George Washington’s second inaugural address was just 135 words long. At the start of his second term, Abraham Lincoln took only 700 words to sum up the lessons and meaning of the Civil War. JFK’s soaring “ask not” speech, which inspired a generation, required just 1,366 words. By the standard of the greatest—and most succinct—presidential inaugural addresses, Barack Obama’s 2,096-word speech this week was relatively long-winded. But by the standard of the worst, he was the picture of verbal economy: William Howard Taft gassed on for 5,434 words in 1909, while back in 1841, William Henry Harrison set the high-water mark for bloviation, with 8,460 words. No one, of course, remembers what Taft or Harrison said; memorable speeches require precision as well as poetry. To be precise, a writer must think through what he wants to say—and ruthlessly prune the rest.

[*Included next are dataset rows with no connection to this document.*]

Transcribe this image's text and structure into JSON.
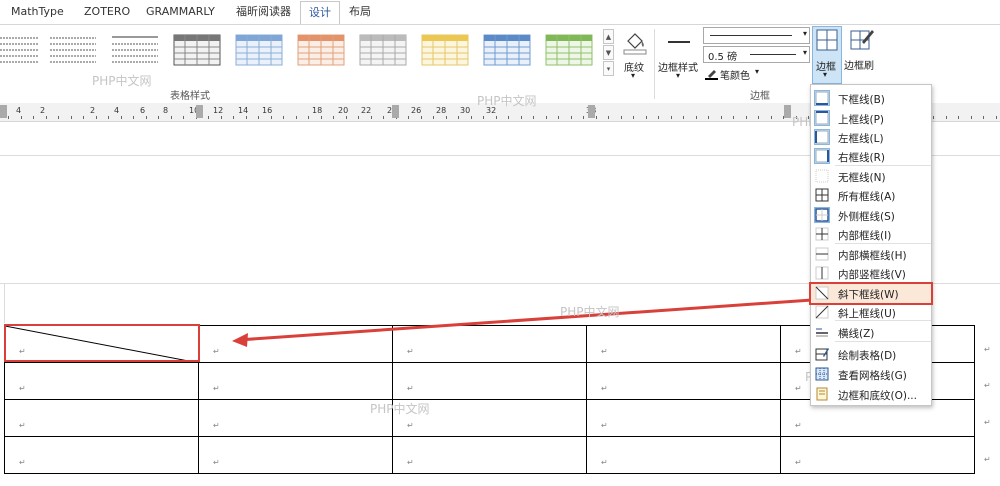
{
  "tabs": [
    {
      "label": "MathType"
    },
    {
      "label": "ZOTERO"
    },
    {
      "label": "GRAMMARLY"
    },
    {
      "label": "福昕阅读器"
    },
    {
      "label": "设计"
    },
    {
      "label": "布局"
    }
  ],
  "ribbon": {
    "table_styles_label": "表格样式",
    "shading_label": "底纹",
    "border_styles_label": "边框样式",
    "line_weight_value": "0.5 磅",
    "pen_color_label": "笔颜色",
    "borders_group_label": "边框",
    "borders_button_label": "边框",
    "border_painter_label": "边框刷"
  },
  "ruler": {
    "numbers": [
      "4",
      "2",
      "",
      "2",
      "4",
      "6",
      "8",
      "10",
      "12",
      "14",
      "16",
      "",
      "18",
      "20",
      "22",
      "24",
      "26",
      "28",
      "30",
      "32",
      "",
      "",
      "",
      "38"
    ]
  },
  "watermarks": [
    "PHP中文网",
    "PHP中文网",
    "PHP中文网",
    "PHP中文网",
    "PHP中文网",
    "PHP中文网"
  ],
  "paragraph_mark": "↵",
  "borders_menu": {
    "items": [
      {
        "label": "下框线(B)",
        "icon": "border-bottom-icon"
      },
      {
        "label": "上框线(P)",
        "icon": "border-top-icon"
      },
      {
        "label": "左框线(L)",
        "icon": "border-left-icon"
      },
      {
        "label": "右框线(R)",
        "icon": "border-right-icon"
      },
      {
        "label": "无框线(N)",
        "icon": "no-border-icon"
      },
      {
        "label": "所有框线(A)",
        "icon": "all-borders-icon"
      },
      {
        "label": "外侧框线(S)",
        "icon": "outside-borders-icon"
      },
      {
        "label": "内部框线(I)",
        "icon": "inside-borders-icon"
      },
      {
        "label": "内部横框线(H)",
        "icon": "inside-horizontal-border-icon"
      },
      {
        "label": "内部竖框线(V)",
        "icon": "inside-vertical-border-icon"
      },
      {
        "label": "斜下框线(W)",
        "icon": "diagonal-down-border-icon"
      },
      {
        "label": "斜上框线(U)",
        "icon": "diagonal-up-border-icon"
      },
      {
        "label": "横线(Z)",
        "icon": "horizontal-line-icon"
      },
      {
        "label": "绘制表格(D)",
        "icon": "draw-table-icon"
      },
      {
        "label": "查看网格线(G)",
        "icon": "view-gridlines-icon"
      },
      {
        "label": "边框和底纹(O)...",
        "icon": "borders-and-shading-icon"
      }
    ]
  },
  "colors": {
    "accent": "#2b579a",
    "highlight_red": "#d9403a",
    "selection": "#fce8d9",
    "pressed": "#cde4f6"
  }
}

My 11 years at this magazine has been one long lesson in the challenges and value of brevity. As a much younger journalist, I was quite certain that I could say nothing worthwhile in less than 1,000 words, and sometimes went on for 4,000. How instructive it was, then, to be required to fit something semi-coherent into this space, which permits no more than 285. Impossible? Lincoln—not only a great president, but a transcendent writer—distilled all the poetry, resolve, and eloquence of the Gettysburg Address into 272 ringing words. Those words live on, unlike the bloated inaugural of President Harrison, whose oration trapped him—and his poor audience—on a bitterly cold, wet day for 1 hour and 45 minutes, after which he came down with pneumonia and died. I suspect there’s a lesson there.